Directions for this task. Extract all of the entries and set them down verbatim.
○ ○ ○
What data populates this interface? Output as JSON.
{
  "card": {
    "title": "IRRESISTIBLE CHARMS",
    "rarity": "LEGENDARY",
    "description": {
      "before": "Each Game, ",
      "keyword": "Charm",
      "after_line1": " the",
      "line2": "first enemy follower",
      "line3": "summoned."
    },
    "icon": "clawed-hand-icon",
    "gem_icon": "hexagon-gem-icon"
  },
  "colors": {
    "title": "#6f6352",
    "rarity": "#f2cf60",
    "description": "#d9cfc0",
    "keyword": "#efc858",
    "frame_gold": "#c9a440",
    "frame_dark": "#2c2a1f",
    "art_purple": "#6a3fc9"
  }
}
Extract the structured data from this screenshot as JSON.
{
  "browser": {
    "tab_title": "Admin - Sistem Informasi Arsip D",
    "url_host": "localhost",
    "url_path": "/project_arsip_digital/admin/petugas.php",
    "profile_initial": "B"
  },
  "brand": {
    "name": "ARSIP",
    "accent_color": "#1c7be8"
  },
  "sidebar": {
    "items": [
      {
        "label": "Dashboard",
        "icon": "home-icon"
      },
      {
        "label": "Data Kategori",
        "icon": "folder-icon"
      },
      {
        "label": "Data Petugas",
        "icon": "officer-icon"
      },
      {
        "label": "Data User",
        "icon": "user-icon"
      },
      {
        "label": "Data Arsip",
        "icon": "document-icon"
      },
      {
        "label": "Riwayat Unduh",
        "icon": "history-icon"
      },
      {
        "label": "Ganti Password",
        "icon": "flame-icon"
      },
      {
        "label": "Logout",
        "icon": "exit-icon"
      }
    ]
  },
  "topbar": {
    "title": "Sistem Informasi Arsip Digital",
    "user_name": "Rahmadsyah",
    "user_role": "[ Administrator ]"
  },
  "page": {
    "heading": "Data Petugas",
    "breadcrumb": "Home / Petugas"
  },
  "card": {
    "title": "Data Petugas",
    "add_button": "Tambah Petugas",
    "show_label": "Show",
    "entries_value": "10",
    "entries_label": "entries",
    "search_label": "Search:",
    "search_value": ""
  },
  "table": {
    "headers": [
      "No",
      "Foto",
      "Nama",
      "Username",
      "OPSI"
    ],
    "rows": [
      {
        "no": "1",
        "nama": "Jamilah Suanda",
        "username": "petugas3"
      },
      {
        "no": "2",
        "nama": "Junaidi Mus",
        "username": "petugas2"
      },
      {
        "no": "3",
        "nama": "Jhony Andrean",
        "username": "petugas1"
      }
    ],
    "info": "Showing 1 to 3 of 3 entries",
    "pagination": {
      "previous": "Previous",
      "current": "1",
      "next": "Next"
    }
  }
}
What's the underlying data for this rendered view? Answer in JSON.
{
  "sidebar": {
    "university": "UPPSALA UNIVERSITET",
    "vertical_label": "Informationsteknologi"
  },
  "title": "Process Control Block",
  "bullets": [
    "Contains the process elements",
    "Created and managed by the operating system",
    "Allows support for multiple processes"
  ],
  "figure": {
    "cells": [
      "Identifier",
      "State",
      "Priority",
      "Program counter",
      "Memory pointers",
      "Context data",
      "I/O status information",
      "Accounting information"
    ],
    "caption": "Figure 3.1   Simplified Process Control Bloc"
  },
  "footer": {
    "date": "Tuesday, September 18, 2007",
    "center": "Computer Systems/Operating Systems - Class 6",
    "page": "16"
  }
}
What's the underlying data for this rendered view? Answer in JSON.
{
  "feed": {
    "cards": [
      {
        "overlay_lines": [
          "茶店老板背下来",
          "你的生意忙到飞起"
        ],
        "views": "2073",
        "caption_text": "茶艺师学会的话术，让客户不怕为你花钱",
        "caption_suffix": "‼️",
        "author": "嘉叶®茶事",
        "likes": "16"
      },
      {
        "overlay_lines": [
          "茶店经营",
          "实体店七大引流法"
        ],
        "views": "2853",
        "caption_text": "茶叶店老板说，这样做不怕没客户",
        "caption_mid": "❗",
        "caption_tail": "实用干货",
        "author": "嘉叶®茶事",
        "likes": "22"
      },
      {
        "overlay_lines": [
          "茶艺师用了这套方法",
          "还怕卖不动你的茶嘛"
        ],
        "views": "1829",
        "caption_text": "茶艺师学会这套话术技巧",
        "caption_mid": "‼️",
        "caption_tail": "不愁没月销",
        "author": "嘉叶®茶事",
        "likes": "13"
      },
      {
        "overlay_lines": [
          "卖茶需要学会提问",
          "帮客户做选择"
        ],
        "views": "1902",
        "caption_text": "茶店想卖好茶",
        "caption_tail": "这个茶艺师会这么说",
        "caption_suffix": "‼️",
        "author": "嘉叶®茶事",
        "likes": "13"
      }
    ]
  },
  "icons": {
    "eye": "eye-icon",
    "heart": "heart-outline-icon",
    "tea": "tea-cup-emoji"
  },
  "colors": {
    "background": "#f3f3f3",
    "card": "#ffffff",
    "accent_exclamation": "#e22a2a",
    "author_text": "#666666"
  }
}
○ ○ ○
Response.
What data populates this interface? Output as JSON.
{
  "card": {
    "title": "IRRESISTIBLE CHARMS",
    "rarity": "LEGENDARY",
    "description": {
      "before": "Each Game, ",
      "keyword": "Charm",
      "after_line1": " the",
      "line2": "first enemy follower",
      "line3": "summoned."
    },
    "icon": "clawed-hand-icon",
    "gem_icon": "hexagon-gem-icon"
  },
  "colors": {
    "title": "#6f6352",
    "rarity": "#f2cf60",
    "description": "#d9cfc0",
    "keyword": "#efc858",
    "frame_gold": "#c9a440",
    "frame_dark": "#2c2a1f",
    "art_purple": "#6a3fc9"
  }
}
Extract the structured data from this screenshot as JSON.
{
  "browser": {
    "tab_title": "Admin - Sistem Informasi Arsip D",
    "url_host": "localhost",
    "url_path": "/project_arsip_digital/admin/petugas.php",
    "profile_initial": "B"
  },
  "brand": {
    "name": "ARSIP",
    "accent_color": "#1c7be8"
  },
  "sidebar": {
    "items": [
      {
        "label": "Dashboard",
        "icon": "home-icon"
      },
      {
        "label": "Data Kategori",
        "icon": "folder-icon"
      },
      {
        "label": "Data Petugas",
        "icon": "officer-icon"
      },
      {
        "label": "Data User",
        "icon": "user-icon"
      },
      {
        "label": "Data Arsip",
        "icon": "document-icon"
      },
      {
        "label": "Riwayat Unduh",
        "icon": "history-icon"
      },
      {
        "label": "Ganti Password",
        "icon": "flame-icon"
      },
      {
        "label": "Logout",
        "icon": "exit-icon"
      }
    ]
  },
  "topbar": {
    "title": "Sistem Informasi Arsip Digital",
    "user_name": "Rahmadsyah",
    "user_role": "[ Administrator ]"
  },
  "page": {
    "heading": "Data Petugas",
    "breadcrumb": "Home / Petugas"
  },
  "card": {
    "title": "Data Petugas",
    "add_button": "Tambah Petugas",
    "show_label": "Show",
    "entries_value": "10",
    "entries_label": "entries",
    "search_label": "Search:",
    "search_value": ""
  },
  "table": {
    "headers": [
      "No",
      "Foto",
      "Nama",
      "Username",
      "OPSI"
    ],
    "rows": [
      {
        "no": "1",
        "nama": "Jamilah Suanda",
        "username": "petugas3"
      },
      {
        "no": "2",
        "nama": "Junaidi Mus",
        "username": "petugas2"
      },
      {
        "no": "3",
        "nama": "Jhony Andrean",
        "username": "petugas1"
      }
    ],
    "info": "Showing 1 to 3 of 3 entries",
    "pagination": {
      "previous": "Previous",
      "current": "1",
      "next": "Next"
    }
  }
}
What's the underlying data for this rendered view? Answer in JSON.
{
  "sidebar": {
    "university": "UPPSALA UNIVERSITET",
    "vertical_label": "Informationsteknologi"
  },
  "title": "Process Control Block",
  "bullets": [
    "Contains the process elements",
    "Created and managed by the operating system",
    "Allows support for multiple processes"
  ],
  "figure": {
    "cells": [
      "Identifier",
      "State",
      "Priority",
      "Program counter",
      "Memory pointers",
      "Context data",
      "I/O status information",
      "Accounting information"
    ],
    "caption": "Figure 3.1   Simplified Process Control Bloc"
  },
  "footer": {
    "date": "Tuesday, September 18, 2007",
    "center": "Computer Systems/Operating Systems - Class 6",
    "page": "16"
  }
}
What's the underlying data for this rendered view? Answer in JSON.
{
  "feed": {
    "cards": [
      {
        "overlay_lines": [
          "茶店老板背下来",
          "你的生意忙到飞起"
        ],
        "views": "2073",
        "caption_text": "茶艺师学会的话术，让客户不怕为你花钱",
        "caption_suffix": "‼️",
        "author": "嘉叶®茶事",
        "likes": "16"
      },
      {
        "overlay_lines": [
          "茶店经营",
          "实体店七大引流法"
        ],
        "views": "2853",
        "caption_text": "茶叶店老板说，这样做不怕没客户",
        "caption_mid": "❗",
        "caption_tail": "实用干货",
        "author": "嘉叶®茶事",
        "likes": "22"
      },
      {
        "overlay_lines": [
          "茶艺师用了这套方法",
          "还怕卖不动你的茶嘛"
        ],
        "views": "1829",
        "caption_text": "茶艺师学会这套话术技巧",
        "caption_mid": "‼️",
        "caption_tail": "不愁没月销",
        "author": "嘉叶®茶事",
        "likes": "13"
      },
      {
        "overlay_lines": [
          "卖茶需要学会提问",
          "帮客户做选择"
        ],
        "views": "1902",
        "caption_text": "茶店想卖好茶",
        "caption_tail": "这个茶艺师会这么说",
        "caption_suffix": "‼️",
        "author": "嘉叶®茶事",
        "likes": "13"
      }
    ]
  },
  "icons": {
    "eye": "eye-icon",
    "heart": "heart-outline-icon",
    "tea": "tea-cup-emoji"
  },
  "colors": {
    "background": "#f3f3f3",
    "card": "#ffffff",
    "accent_exclamation": "#e22a2a",
    "author_text": "#666666"
  }
}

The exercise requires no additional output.